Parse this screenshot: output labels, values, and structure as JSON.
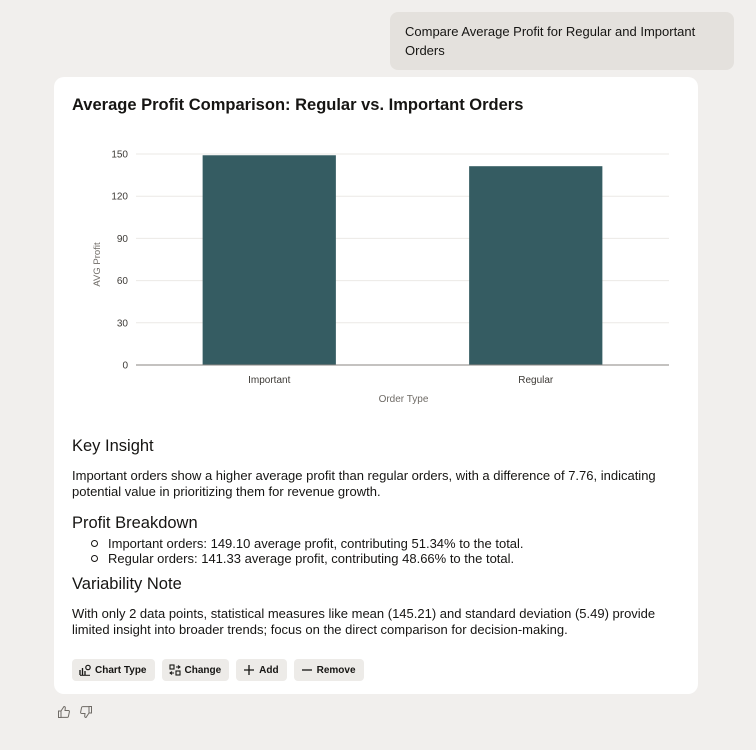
{
  "user_message": "Compare Average Profit for Regular and Important Orders",
  "response": {
    "title": "Average Profit Comparison: Regular vs. Important Orders",
    "sections": {
      "key_insight": {
        "heading": "Key Insight",
        "text": "Important orders show a higher average profit than regular orders, with a difference of 7.76, indicating potential value in prioritizing them for revenue growth."
      },
      "profit_breakdown": {
        "heading": "Profit Breakdown",
        "bullets": [
          "Important orders: 149.10 average profit, contributing 51.34% to the total.",
          "Regular orders: 141.33 average profit, contributing 48.66% to the total."
        ]
      },
      "variability": {
        "heading": "Variability Note",
        "text": "With only 2 data points, statistical measures like mean (145.21) and standard deviation (5.49) provide limited insight into broader trends; focus on the direct comparison for decision-making."
      }
    },
    "actions": {
      "chart_type": "Chart Type",
      "change": "Change",
      "add": "Add",
      "remove": "Remove"
    }
  },
  "colors": {
    "bar": "#355c62",
    "card": "#ffffff",
    "background": "#f1efed",
    "bubble": "#e4e1dd"
  },
  "icons": [
    "chart-type-icon",
    "change-icon",
    "plus-icon",
    "minus-icon",
    "thumbs-up-icon",
    "thumbs-down-icon"
  ],
  "chart_data": {
    "type": "bar",
    "categories": [
      "Important",
      "Regular"
    ],
    "values": [
      149.1,
      141.33
    ],
    "xlabel": "Order Type",
    "ylabel": "AVG Profit",
    "ylim": [
      0,
      150
    ],
    "yticks": [
      0,
      30,
      60,
      90,
      120,
      150
    ],
    "grid": true
  }
}
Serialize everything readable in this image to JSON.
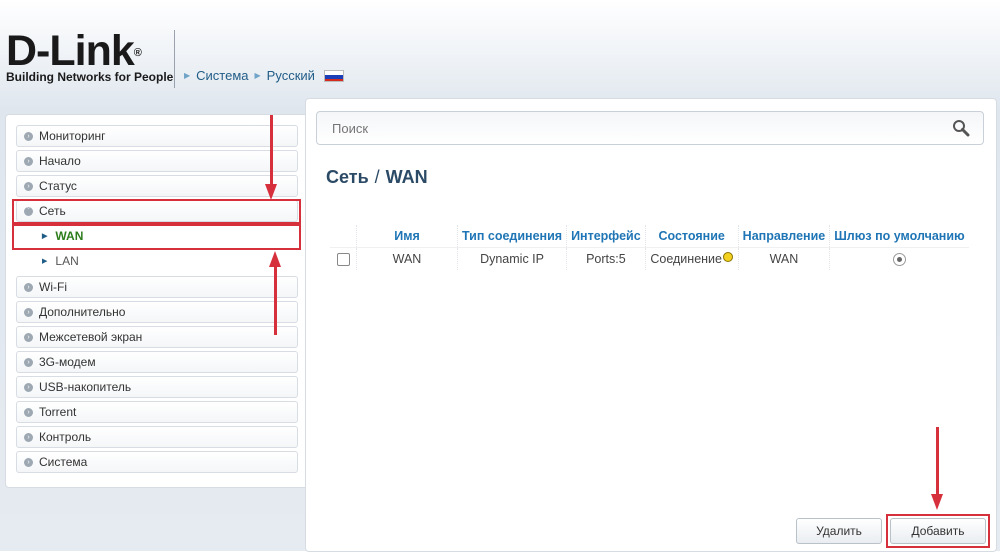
{
  "brand": {
    "name": "D-Link",
    "reg": "®",
    "tagline": "Building Networks for People"
  },
  "breadcrumbs": [
    {
      "label": "Система"
    },
    {
      "label": "Русский"
    }
  ],
  "sidebar": {
    "items": [
      {
        "label": "Мониторинг"
      },
      {
        "label": "Начало"
      },
      {
        "label": "Статус"
      },
      {
        "label": "Сеть",
        "expanded": true
      },
      {
        "label": "WAN",
        "sub": true,
        "active": true
      },
      {
        "label": "LAN",
        "sub": true
      },
      {
        "label": "Wi-Fi"
      },
      {
        "label": "Дополнительно"
      },
      {
        "label": "Межсетевой экран"
      },
      {
        "label": "3G-модем"
      },
      {
        "label": "USB-накопитель"
      },
      {
        "label": "Torrent"
      },
      {
        "label": "Контроль"
      },
      {
        "label": "Система"
      }
    ]
  },
  "search": {
    "placeholder": "Поиск"
  },
  "page": {
    "section": "Сеть",
    "sep": "/",
    "subsection": "WAN"
  },
  "table": {
    "headers": [
      "Имя",
      "Тип соединения",
      "Интерфейс",
      "Состояние",
      "Направление",
      "Шлюз по умолчанию"
    ],
    "rows": [
      {
        "name": "WAN",
        "type": "Dynamic IP",
        "iface": "Ports:5",
        "state": "Соединение",
        "state_color": "#f3d11f",
        "direction": "WAN",
        "default_gw": true
      }
    ]
  },
  "buttons": {
    "delete": "Удалить",
    "add": "Добавить"
  },
  "colors": {
    "highlight": "#d7303d",
    "accent": "#1f75b5",
    "active_text": "#2e7d1c"
  }
}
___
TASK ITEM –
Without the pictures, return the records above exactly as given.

ANSWER SECTION –
Parse this screenshot: output labels, values, and structure as JSON.
{
  "user_message": "Compare Average Profit for Regular and Important Orders",
  "response": {
    "title": "Average Profit Comparison: Regular vs. Important Orders",
    "sections": {
      "key_insight": {
        "heading": "Key Insight",
        "text": "Important orders show a higher average profit than regular orders, with a difference of 7.76, indicating potential value in prioritizing them for revenue growth."
      },
      "profit_breakdown": {
        "heading": "Profit Breakdown",
        "bullets": [
          "Important orders: 149.10 average profit, contributing 51.34% to the total.",
          "Regular orders: 141.33 average profit, contributing 48.66% to the total."
        ]
      },
      "variability": {
        "heading": "Variability Note",
        "text": "With only 2 data points, statistical measures like mean (145.21) and standard deviation (5.49) provide limited insight into broader trends; focus on the direct comparison for decision-making."
      }
    },
    "actions": {
      "chart_type": "Chart Type",
      "change": "Change",
      "add": "Add",
      "remove": "Remove"
    }
  },
  "colors": {
    "bar": "#355c62",
    "card": "#ffffff",
    "background": "#f1efed",
    "bubble": "#e4e1dd"
  },
  "icons": [
    "chart-type-icon",
    "change-icon",
    "plus-icon",
    "minus-icon",
    "thumbs-up-icon",
    "thumbs-down-icon"
  ],
  "chart_data": {
    "type": "bar",
    "categories": [
      "Important",
      "Regular"
    ],
    "values": [
      149.1,
      141.33
    ],
    "xlabel": "Order Type",
    "ylabel": "AVG Profit",
    "ylim": [
      0,
      150
    ],
    "yticks": [
      0,
      30,
      60,
      90,
      120,
      150
    ],
    "grid": true
  }
}
Serialize everything readable in this image to JSON.
{
  "brand": {
    "name": "D-Link",
    "reg": "®",
    "tagline": "Building Networks for People"
  },
  "breadcrumbs": [
    {
      "label": "Система"
    },
    {
      "label": "Русский"
    }
  ],
  "sidebar": {
    "items": [
      {
        "label": "Мониторинг"
      },
      {
        "label": "Начало"
      },
      {
        "label": "Статус"
      },
      {
        "label": "Сеть",
        "expanded": true
      },
      {
        "label": "WAN",
        "sub": true,
        "active": true
      },
      {
        "label": "LAN",
        "sub": true
      },
      {
        "label": "Wi-Fi"
      },
      {
        "label": "Дополнительно"
      },
      {
        "label": "Межсетевой экран"
      },
      {
        "label": "3G-модем"
      },
      {
        "label": "USB-накопитель"
      },
      {
        "label": "Torrent"
      },
      {
        "label": "Контроль"
      },
      {
        "label": "Система"
      }
    ]
  },
  "search": {
    "placeholder": "Поиск"
  },
  "page": {
    "section": "Сеть",
    "sep": "/",
    "subsection": "WAN"
  },
  "table": {
    "headers": [
      "Имя",
      "Тип соединения",
      "Интерфейс",
      "Состояние",
      "Направление",
      "Шлюз по умолчанию"
    ],
    "rows": [
      {
        "name": "WAN",
        "type": "Dynamic IP",
        "iface": "Ports:5",
        "state": "Соединение",
        "state_color": "#f3d11f",
        "direction": "WAN",
        "default_gw": true
      }
    ]
  },
  "buttons": {
    "delete": "Удалить",
    "add": "Добавить"
  },
  "colors": {
    "highlight": "#d7303d",
    "accent": "#1f75b5",
    "active_text": "#2e7d1c"
  }
}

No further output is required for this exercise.